**MATERIAL FOR THE TASK**
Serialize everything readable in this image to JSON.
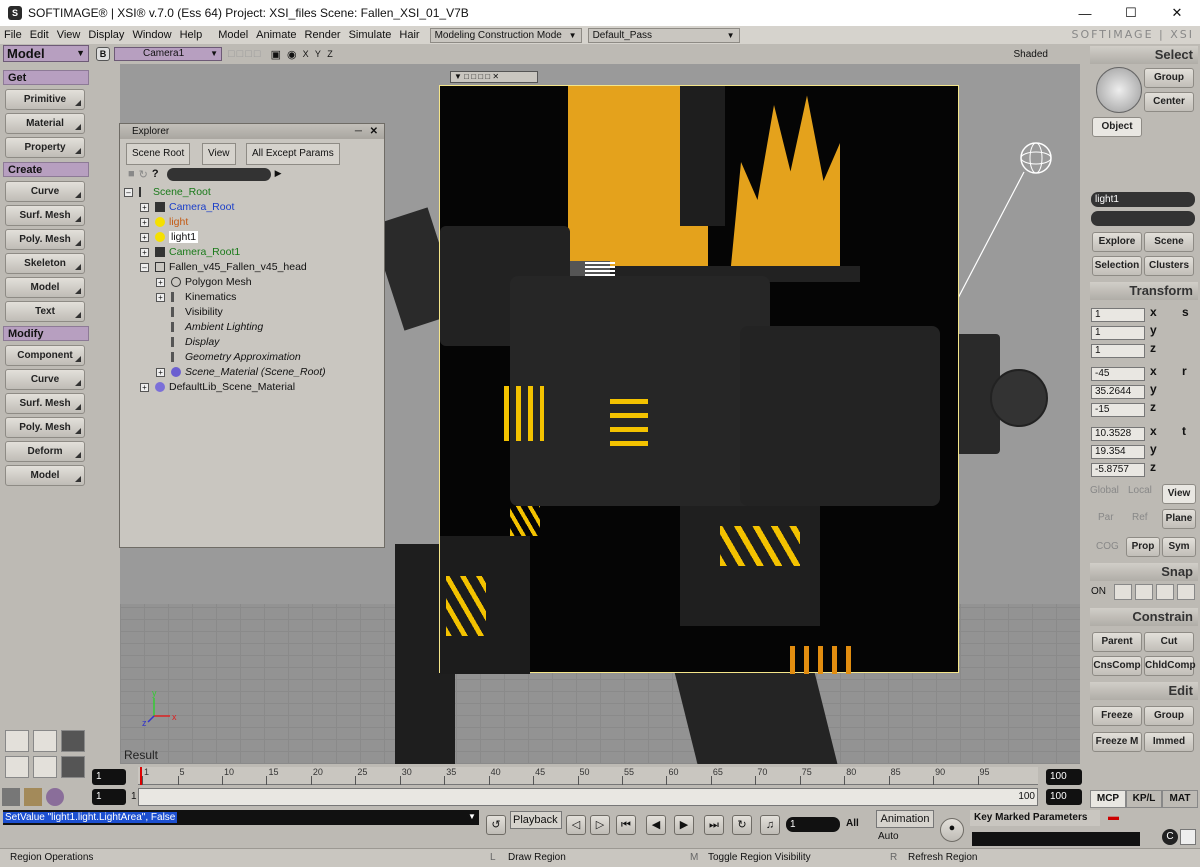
{
  "app": {
    "title": "SOFTIMAGE® | XSI® v.7.0 (Ess 64) Project: XSI_files   Scene: Fallen_XSI_01_V7B",
    "brand": "SOFTIMAGE | XSI"
  },
  "menu": [
    "File",
    "Edit",
    "View",
    "Display",
    "Window",
    "Help",
    "Model",
    "Animate",
    "Render",
    "Simulate",
    "Hair"
  ],
  "mode_combo": "Modeling Construction Mode",
  "pass_combo": "Default_Pass",
  "left": {
    "module": "Model",
    "get_header": "Get",
    "get_buttons": [
      "Primitive",
      "Material",
      "Property"
    ],
    "create_header": "Create",
    "create_buttons": [
      "Curve",
      "Surf. Mesh",
      "Poly. Mesh",
      "Skeleton",
      "Model",
      "Text"
    ],
    "modify_header": "Modify",
    "modify_buttons": [
      "Component",
      "Curve",
      "Surf. Mesh",
      "Poly. Mesh",
      "Deform",
      "Model"
    ]
  },
  "viewport": {
    "letter": "B",
    "camera": "Camera1",
    "axes": "X Y Z",
    "shading": "Shaded",
    "result_label": "Result"
  },
  "explorer": {
    "title": "Explorer",
    "btn_scope": "Scene Root",
    "btn_view": "View",
    "btn_filter": "All Except Params",
    "tree": [
      {
        "label": "Scene_Root",
        "color": "#1a7a1a"
      },
      {
        "label": "Camera_Root",
        "color": "#1a3ec9"
      },
      {
        "label": "light",
        "color": "#c45b15"
      },
      {
        "label": "light1",
        "color": "#111111"
      },
      {
        "label": "Camera_Root1",
        "color": "#1a7a1a"
      },
      {
        "label": "Fallen_v45_Fallen_v45_head",
        "color": "#111111"
      },
      {
        "label": "Polygon Mesh",
        "color": "#111111"
      },
      {
        "label": "Kinematics",
        "color": "#111111"
      },
      {
        "label": "Visibility",
        "color": "#111111"
      },
      {
        "label": "Ambient Lighting",
        "color": "#111111"
      },
      {
        "label": "Display",
        "color": "#111111"
      },
      {
        "label": "Geometry Approximation",
        "color": "#111111"
      },
      {
        "label": "Scene_Material (Scene_Root)",
        "color": "#111111"
      },
      {
        "label": "DefaultLib_Scene_Material",
        "color": "#111111"
      }
    ]
  },
  "right": {
    "select_header": "Select",
    "group": "Group",
    "center": "Center",
    "object": "Object",
    "selected_name": "light1",
    "explore": "Explore",
    "scene": "Scene",
    "selection": "Selection",
    "clusters": "Clusters",
    "transform_header": "Transform",
    "scale": [
      "1",
      "1",
      "1"
    ],
    "rotate": [
      "-45",
      "35.2644",
      "-15"
    ],
    "translate": [
      "10.3528",
      "19.354",
      "-5.8757"
    ],
    "axis_x": "x",
    "axis_y": "y",
    "axis_z": "z",
    "scale_letter": "s",
    "rotate_letter": "r",
    "translate_letter": "t",
    "global": "Global",
    "local": "Local",
    "view": "View",
    "par": "Par",
    "ref": "Ref",
    "plane": "Plane",
    "cog": "COG",
    "prop": "Prop",
    "sym": "Sym",
    "snap_header": "Snap",
    "snap_on": "ON",
    "constrain_header": "Constrain",
    "parent": "Parent",
    "cut": "Cut",
    "cnscomp": "CnsComp",
    "chldcomp": "ChldComp",
    "edit_header": "Edit",
    "freeze": "Freeze",
    "group2": "Group",
    "freeze_m": "Freeze M",
    "immed": "Immed",
    "tabs": [
      "MCP",
      "KP/L",
      "MAT"
    ]
  },
  "timeline": {
    "start": "1",
    "end": "100",
    "range_start": "1",
    "range_end": "100",
    "range_end2": "100",
    "end2": "100",
    "ticks": [
      "1",
      "5",
      "10",
      "15",
      "20",
      "25",
      "30",
      "35",
      "40",
      "45",
      "50",
      "55",
      "60",
      "65",
      "70",
      "75",
      "80",
      "85",
      "90",
      "95"
    ]
  },
  "playback": {
    "label": "Playback",
    "frame": "1",
    "all": "All",
    "animation": "Animation",
    "auto": "Auto",
    "key_marked": "Key Marked Parameters"
  },
  "command": {
    "text": "SetValue \"light1.light.LightArea\", False"
  },
  "status": {
    "left": "Region Operations",
    "l": "L",
    "l_text": "Draw Region",
    "m": "M",
    "m_text": "Toggle Region Visibility",
    "r": "R",
    "r_text": "Refresh Region"
  }
}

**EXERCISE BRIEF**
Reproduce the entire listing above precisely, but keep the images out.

**ANSWER TO THIS TASK**
Serialize everything readable in this image to JSON.
{
  "app": {
    "title": "SOFTIMAGE® | XSI® v.7.0 (Ess 64) Project: XSI_files   Scene: Fallen_XSI_01_V7B",
    "brand": "SOFTIMAGE | XSI"
  },
  "menu": [
    "File",
    "Edit",
    "View",
    "Display",
    "Window",
    "Help",
    "Model",
    "Animate",
    "Render",
    "Simulate",
    "Hair"
  ],
  "mode_combo": "Modeling Construction Mode",
  "pass_combo": "Default_Pass",
  "left": {
    "module": "Model",
    "get_header": "Get",
    "get_buttons": [
      "Primitive",
      "Material",
      "Property"
    ],
    "create_header": "Create",
    "create_buttons": [
      "Curve",
      "Surf. Mesh",
      "Poly. Mesh",
      "Skeleton",
      "Model",
      "Text"
    ],
    "modify_header": "Modify",
    "modify_buttons": [
      "Component",
      "Curve",
      "Surf. Mesh",
      "Poly. Mesh",
      "Deform",
      "Model"
    ]
  },
  "viewport": {
    "letter": "B",
    "camera": "Camera1",
    "axes": "X Y Z",
    "shading": "Shaded",
    "result_label": "Result"
  },
  "explorer": {
    "title": "Explorer",
    "btn_scope": "Scene Root",
    "btn_view": "View",
    "btn_filter": "All Except Params",
    "tree": [
      {
        "label": "Scene_Root",
        "color": "#1a7a1a"
      },
      {
        "label": "Camera_Root",
        "color": "#1a3ec9"
      },
      {
        "label": "light",
        "color": "#c45b15"
      },
      {
        "label": "light1",
        "color": "#111111"
      },
      {
        "label": "Camera_Root1",
        "color": "#1a7a1a"
      },
      {
        "label": "Fallen_v45_Fallen_v45_head",
        "color": "#111111"
      },
      {
        "label": "Polygon Mesh",
        "color": "#111111"
      },
      {
        "label": "Kinematics",
        "color": "#111111"
      },
      {
        "label": "Visibility",
        "color": "#111111"
      },
      {
        "label": "Ambient Lighting",
        "color": "#111111"
      },
      {
        "label": "Display",
        "color": "#111111"
      },
      {
        "label": "Geometry Approximation",
        "color": "#111111"
      },
      {
        "label": "Scene_Material (Scene_Root)",
        "color": "#111111"
      },
      {
        "label": "DefaultLib_Scene_Material",
        "color": "#111111"
      }
    ]
  },
  "right": {
    "select_header": "Select",
    "group": "Group",
    "center": "Center",
    "object": "Object",
    "selected_name": "light1",
    "explore": "Explore",
    "scene": "Scene",
    "selection": "Selection",
    "clusters": "Clusters",
    "transform_header": "Transform",
    "scale": [
      "1",
      "1",
      "1"
    ],
    "rotate": [
      "-45",
      "35.2644",
      "-15"
    ],
    "translate": [
      "10.3528",
      "19.354",
      "-5.8757"
    ],
    "axis_x": "x",
    "axis_y": "y",
    "axis_z": "z",
    "scale_letter": "s",
    "rotate_letter": "r",
    "translate_letter": "t",
    "global": "Global",
    "local": "Local",
    "view": "View",
    "par": "Par",
    "ref": "Ref",
    "plane": "Plane",
    "cog": "COG",
    "prop": "Prop",
    "sym": "Sym",
    "snap_header": "Snap",
    "snap_on": "ON",
    "constrain_header": "Constrain",
    "parent": "Parent",
    "cut": "Cut",
    "cnscomp": "CnsComp",
    "chldcomp": "ChldComp",
    "edit_header": "Edit",
    "freeze": "Freeze",
    "group2": "Group",
    "freeze_m": "Freeze M",
    "immed": "Immed",
    "tabs": [
      "MCP",
      "KP/L",
      "MAT"
    ]
  },
  "timeline": {
    "start": "1",
    "end": "100",
    "range_start": "1",
    "range_end": "100",
    "range_end2": "100",
    "end2": "100",
    "ticks": [
      "1",
      "5",
      "10",
      "15",
      "20",
      "25",
      "30",
      "35",
      "40",
      "45",
      "50",
      "55",
      "60",
      "65",
      "70",
      "75",
      "80",
      "85",
      "90",
      "95"
    ]
  },
  "playback": {
    "label": "Playback",
    "frame": "1",
    "all": "All",
    "animation": "Animation",
    "auto": "Auto",
    "key_marked": "Key Marked Parameters"
  },
  "command": {
    "text": "SetValue \"light1.light.LightArea\", False"
  },
  "status": {
    "left": "Region Operations",
    "l": "L",
    "l_text": "Draw Region",
    "m": "M",
    "m_text": "Toggle Region Visibility",
    "r": "R",
    "r_text": "Refresh Region"
  }
}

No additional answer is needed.